In true Russian-fashion, just to be safe, the story ran just three days after the Hillsborough Disaster in a list of historical football disasters and again, just to be safe, the published death toll of 100 kept it nearer the middle and away from the top-end of the scale. But for the first time ordinary Russians ‘knew’ the scale of the disaster.
It also meant Spartak fans could start planning a public memorial to their dead paid for out of their own pocket and it was erected in 1992. Even then, the move was only achieved by subterfuge, despite Communism being in free-fall, with the fans saying it would just be a plaque with the names of the dead inscribed. Perhaps this act of defiance showed just what ‘survivors’ the Russian people have continuously proved to be in the many adversities they have faced.
But with ex-KGB officer Vladimir Putin holding the reins of power as President of Russia there will be no justice for the Spartak dead or their families.
And http://en.wikipedia.org/wiki/Luzhniki_disaster is what I believe to be a magnificent example of the dead-hand of the Russian Bureaucracy showing that Communism might have gone but State Control lives on and is still capable of practising nifty sleight-of-hand. It is well-worth reading the entry especially from ‘Media Coverage’ onwards. I am confident that the readers of this blog will see the ‘massaging’ of facts and have a good laugh at the reference to Izvestia – the paper of record – especially when it states the files on the enquiry had always been publicly available.
That is almost certainly fact. But it fails to explain that the power of the State was absolute because Russians ‘policed’ themselves. They knew they could request access to the files and, indeed, would be allowed to see them. They would then disappear to a Gulag where they had no name and just a number and if they revealed their name or ‘crime’ to anyone they would quickly die of natural causes.

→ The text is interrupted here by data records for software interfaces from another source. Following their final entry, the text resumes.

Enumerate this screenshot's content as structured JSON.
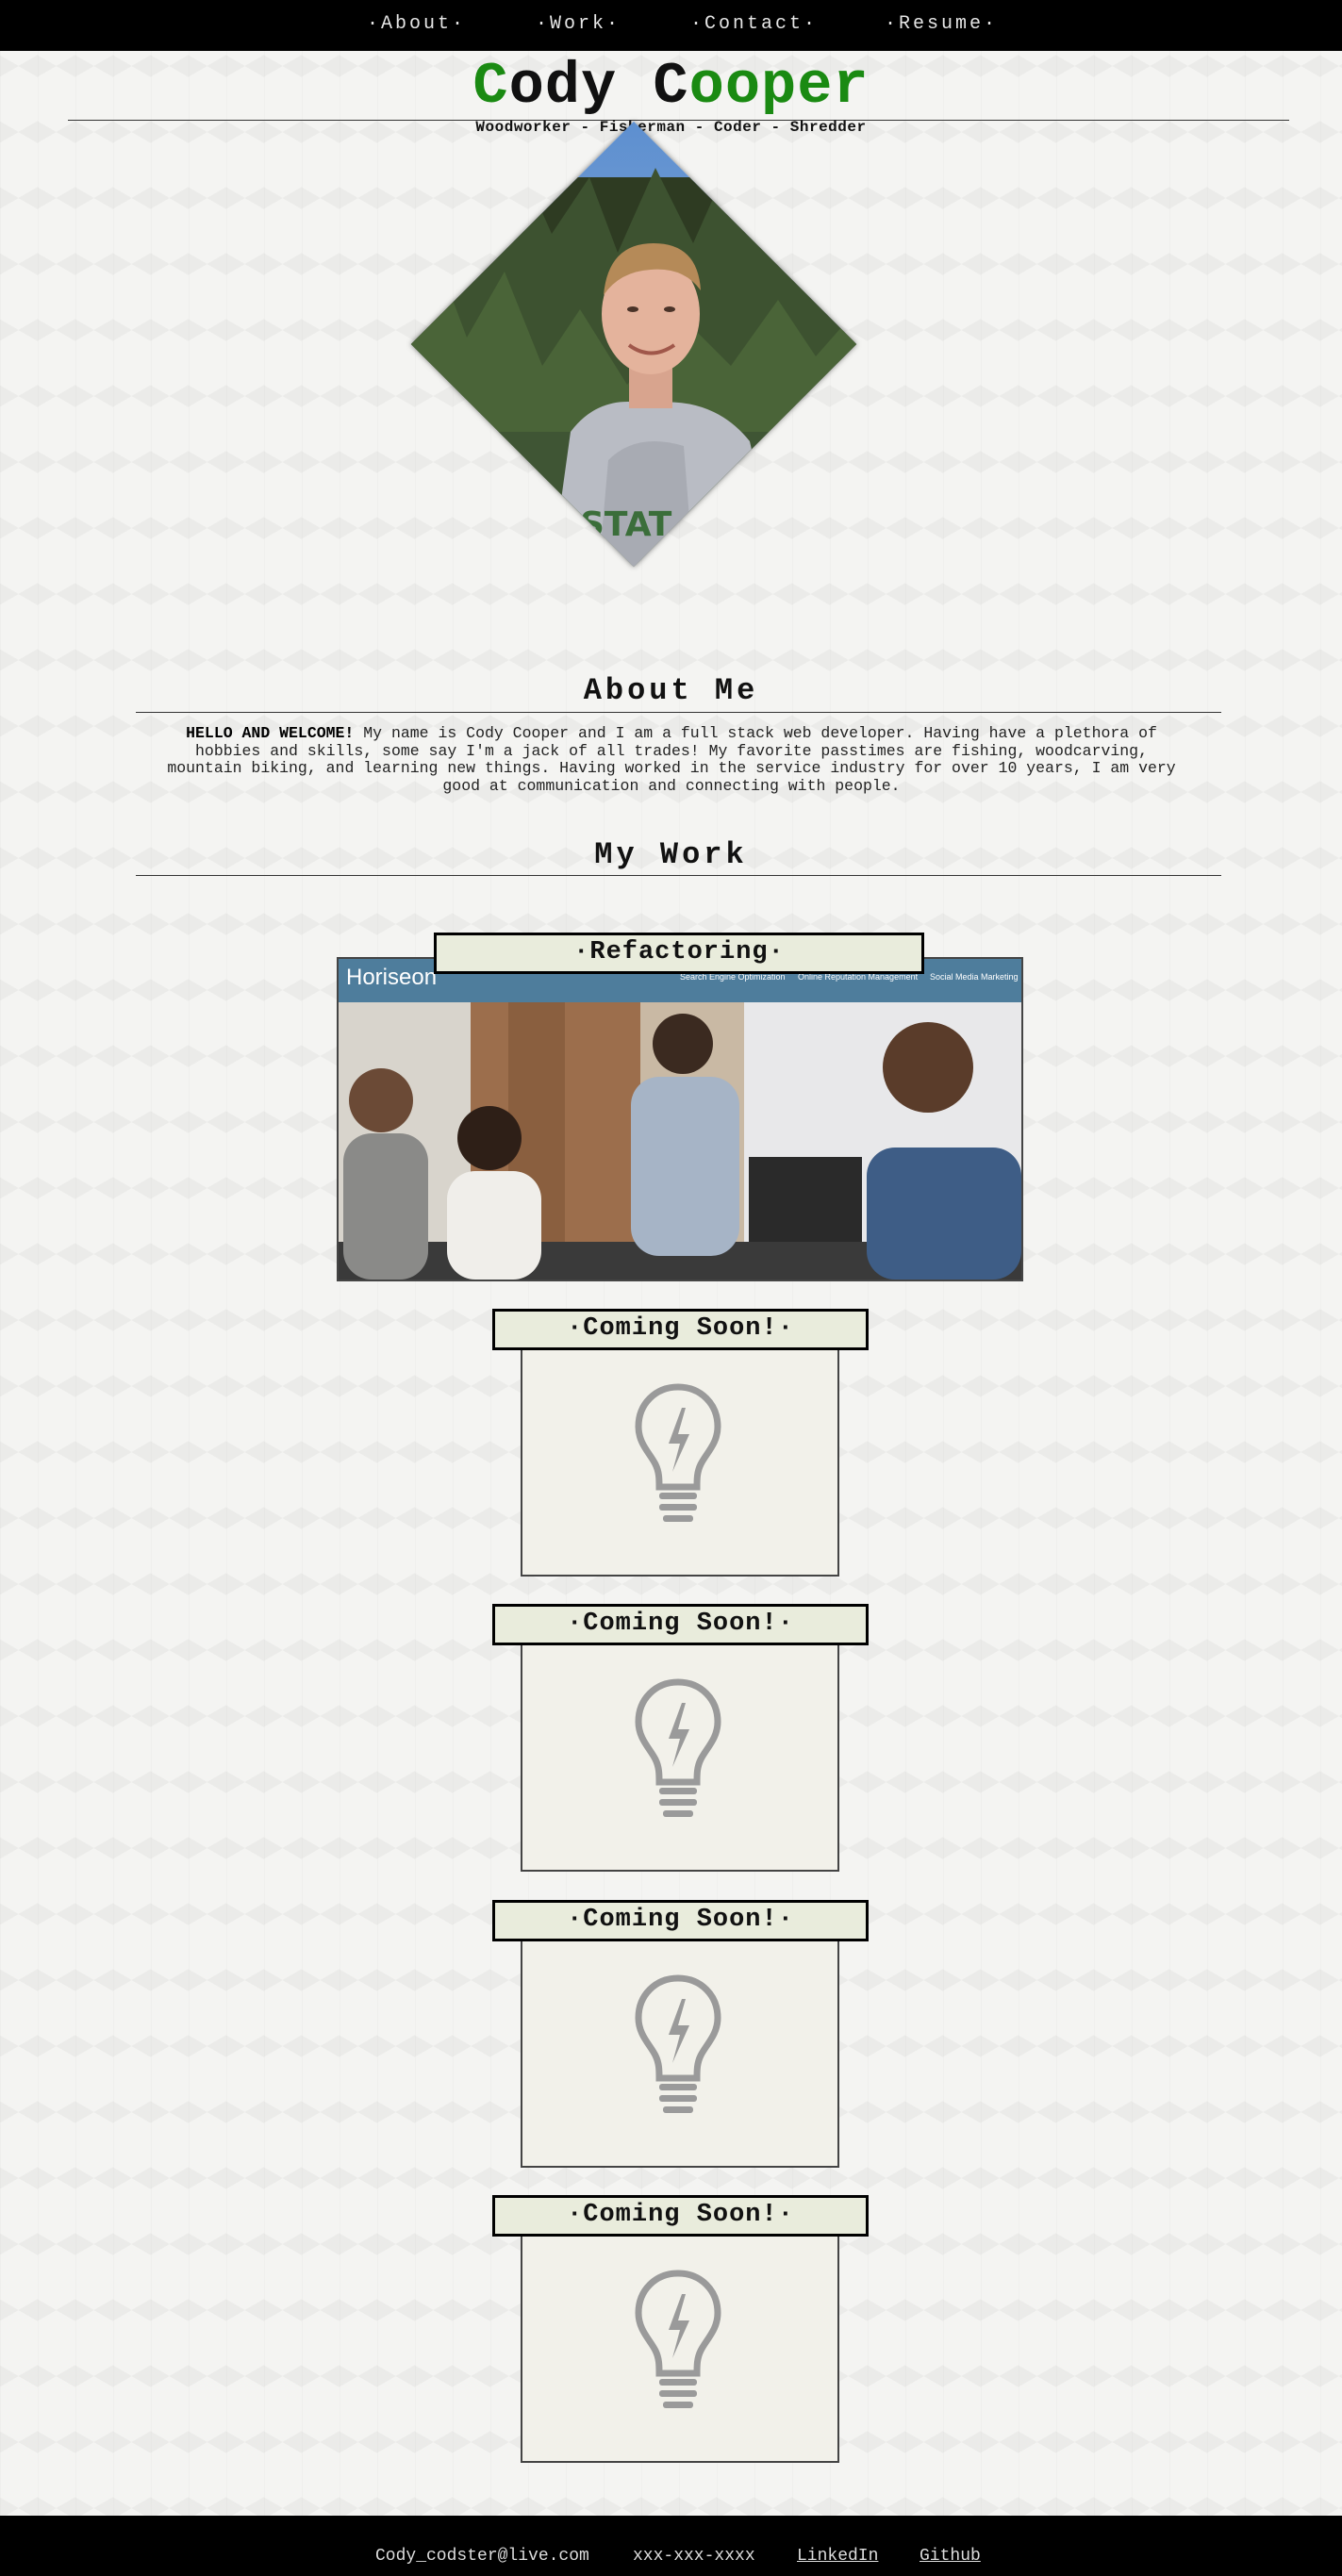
{
  "nav": {
    "items": [
      {
        "label": "·About·"
      },
      {
        "label": "·Work·"
      },
      {
        "label": "·Contact·"
      },
      {
        "label": "·Resume·"
      }
    ]
  },
  "header": {
    "title_parts": [
      "C",
      "ody",
      " C",
      "ooper"
    ],
    "subtitle": "Woodworker - Fisherman - Coder - Shredder"
  },
  "portrait": {
    "icon": "profile-photo"
  },
  "about": {
    "heading": "About Me",
    "lead": "HELLO AND WELCOME!",
    "body": " My name is Cody Cooper and I am a full stack web developer. Having have a plethora of hobbies and skills, some say I'm a jack of all trades! My favorite passtimes are fishing, woodcarving, mountain biking, and learning new things. Having worked in the service industry for over 10 years, I am very good at communication and connecting with people."
  },
  "work": {
    "heading": "My Work",
    "featured": {
      "label": "·Refactoring·",
      "screenshot": {
        "brand": "Horiseon",
        "nav": [
          "Search Engine Optimization",
          "Online Reputation Management",
          "Social Media Marketing"
        ]
      }
    },
    "placeholders": [
      {
        "label": "·Coming Soon!·",
        "icon": "lightbulb-icon"
      },
      {
        "label": "·Coming Soon!·",
        "icon": "lightbulb-icon"
      },
      {
        "label": "·Coming Soon!·",
        "icon": "lightbulb-icon"
      },
      {
        "label": "·Coming Soon!·",
        "icon": "lightbulb-icon"
      }
    ]
  },
  "footer": {
    "email": "Cody_codster@live.com",
    "phone": "xxx-xxx-xxxx",
    "linkedin": "LinkedIn",
    "github": "Github"
  },
  "colors": {
    "accent_green": "#1a8a12",
    "nav_bg": "#000000",
    "card_label_bg": "#e9ecdc"
  }
}
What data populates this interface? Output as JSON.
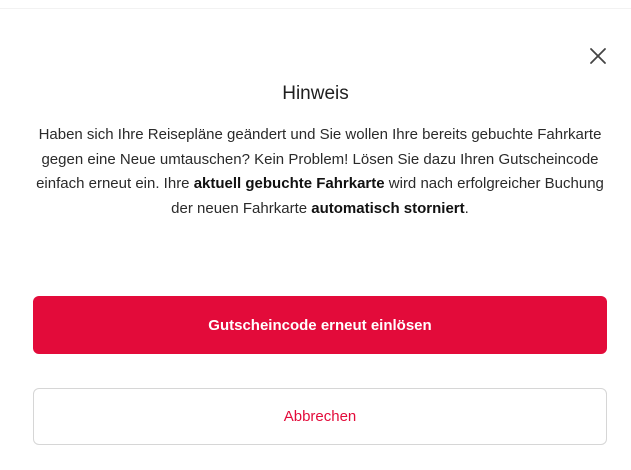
{
  "dialog": {
    "title": "Hinweis",
    "close_icon": "close-icon",
    "message": {
      "part1": "Haben sich Ihre Reisepläne geändert und Sie wollen Ihre bereits gebuchte Fahrkarte gegen eine Neue umtauschen? Kein Problem! Lösen Sie dazu Ihren Gutscheincode einfach erneut ein. Ihre ",
      "bold1": "aktuell gebuchte Fahrkarte",
      "part2": " wird nach erfolgreicher Buchung der neuen Fahrkarte ",
      "bold2": "automatisch storniert",
      "part3": "."
    },
    "primary_button_label": "Gutscheincode erneut einlösen",
    "secondary_button_label": "Abbrechen"
  },
  "colors": {
    "accent": "#e30b3a",
    "text": "#222222",
    "border": "#d6d6d6"
  }
}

For the Spartak Disaster I prefer: http://october20.ru/site/21-07-90_mk.html
It’s in Russian but Google translator makes a good fist of turning it into English and the eye-witnesses accounts are well worth the effort. The top-left link under the page heading takes you into the rest of the site. Particularly haunting are the photos of the dead – mainly adolescent boys with some girls and some adults. They will never have justice in the way that Hillsborough Victims hopefully will have soon and it reinforces the need to remember the Spartak fallen.
It’s also worth remembering the un-named Militsia Major mentioned on the fan site who repeatedly plunged into the mass of bodies to pull-out victims while his soldiers stood idly by. He is almost certainly police chief Major Koryagin (see Wikipedia article) who was badly injured trying to rescue fans and was to stand trial but given an amnesty.
On the 25th anniversary of the disaster, the former players of Spartak Moscow and HFC Haarlem played a memorial match at the ill-fated stadium with money raised for the victims’ families. Martin Haar, the Haarlem captain in 1982, told of the guilt because they had never known about the disaster.
Dick Advocaat and Guus Hiddink, the Dutch managers of St Petersburg’s Zenit and the Russian national team, at the time, helped organise the event
I hope all Scottish Football fans will spend a few moments today thinking about passionate football fans throughout the world who one fateful day never returned home to their loved ones but now follow their team forever.
And if you ever find yourself in Moscow then head to the Luzhniki Olympic stadium and lay some red carnations at the Spartak Fan’s Memorial.
Nearby used to stand an impressive statue of Lenin, although it may well have been removed by now to the Park of Fallen Heroes. But the Spartak Memorial always had many more flowers on it than that of the Founder of the Soviet Union. Go figure for yourself 🙂
Posted by Ecojon